Campaigners for a YES vote in the referendum argue that voters would no longer need to vote tactically for candidates in elections.
'Yes to fairer votes': "AV simply eliminates the need for [tactical voting]. Why should we have to abandon the party we actually support, to prevent the party we least support getting in? The dilemma facing millions of voters is often characterised as the choice between 'voting with your head or your heart'. AV allows people to do both."
'No 2 AV': "AV wouldn't eliminate tactical voting, it would reinvent it. Under AV, the challenge comes in working out the order in which candidates are eliminated, and ordering your preferences accordingly."
If AV is adopted by the UK after the referendum, people will not need to vote tactically for their first choice candidate.
However, when choosing how to rank the rest of the candidates (and the parties they represent) on their ballot paper, people would be able to put the candidates in an order that influences who would win if their favourite candidate loses. In practice, they would rank lowest the candidate (and party) that is most likely to beat their favoured candidate.
By doing this, if the person's favourite candidate (and party) has not won in their constituency, their vote, by being transferred to another less favoured candidate, will still count against their closest rival candidate (and party).
Under the current First Past the Post system, people will often vote tactically for a candidate that they think has a better change of winning then their preferred candidate, so as to keep out a candidate they don't want to win.
Research reported by the British Academy (the UK's national academy for the humanities and social sciences), indicates that 15 per cent of people voted for a party other than their most preferred in the 2005 general election.
The report goes on to say: "Of those whose first choice was neither Conservative nor Labour, 45% voted for a party other than their most preferred; and of those whose first choice was other than Conservative, Labour or Liberal Democrat, only 21% voted for their most preferred party."
Under AV there would be no technical reason for voting tactically for your most preferred candidate.
However, according to the Constitution Society briefing paper, when it comes to ranking your next preference candidates, in Australia, which uses AV, tactical voting has become very important.
They say: "the evidence from Australia is that voting in AV elections is in general highly 'tactical' since it is necessary to place the candidates in a very specific order of preference to maximise the chances of any particular favoured candidate. Tactical voting does not disappear under AV; instead its arithmetic becomes more complex."

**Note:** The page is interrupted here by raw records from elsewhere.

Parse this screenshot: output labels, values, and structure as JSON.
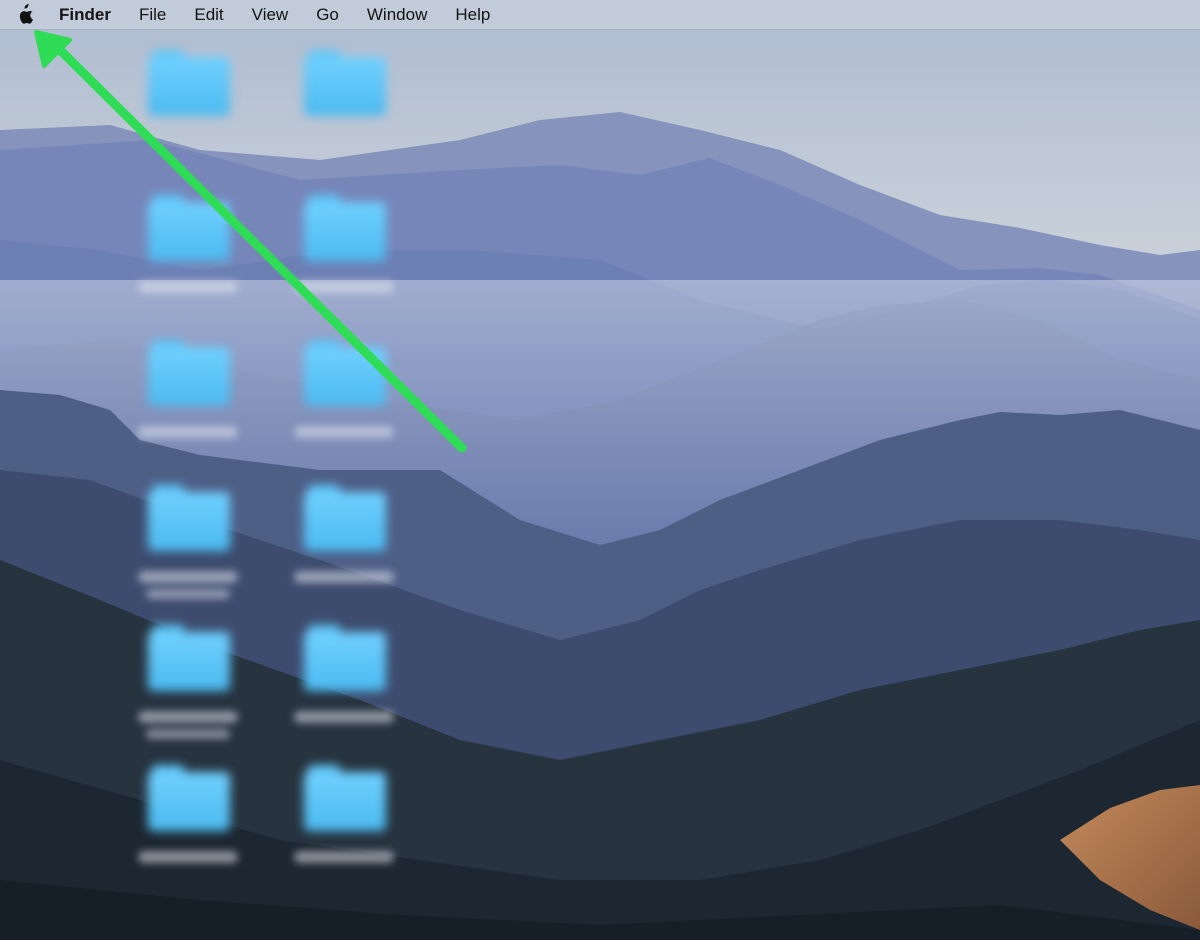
{
  "menubar": {
    "apple_icon": "apple-logo-icon",
    "app_name": "Finder",
    "items": [
      "File",
      "Edit",
      "View",
      "Go",
      "Window",
      "Help"
    ]
  },
  "desktop": {
    "icon_count": 12,
    "icon_type": "folder-icon",
    "labels_blurred": true
  },
  "annotation": {
    "type": "arrow",
    "color": "#2fdc55",
    "points_to": "apple-menu"
  },
  "colors": {
    "menubar": "#c4cdda",
    "folder": "#5cc6f7",
    "sky": "#c3ccd8",
    "mountain_far": "#6a7db0",
    "mountain_near": "#1e2a34",
    "dry_slope": "#b5805a"
  }
}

In Australia, political parties often publishe lists that tell voters how to rank candidates to give their party the best chance of winning.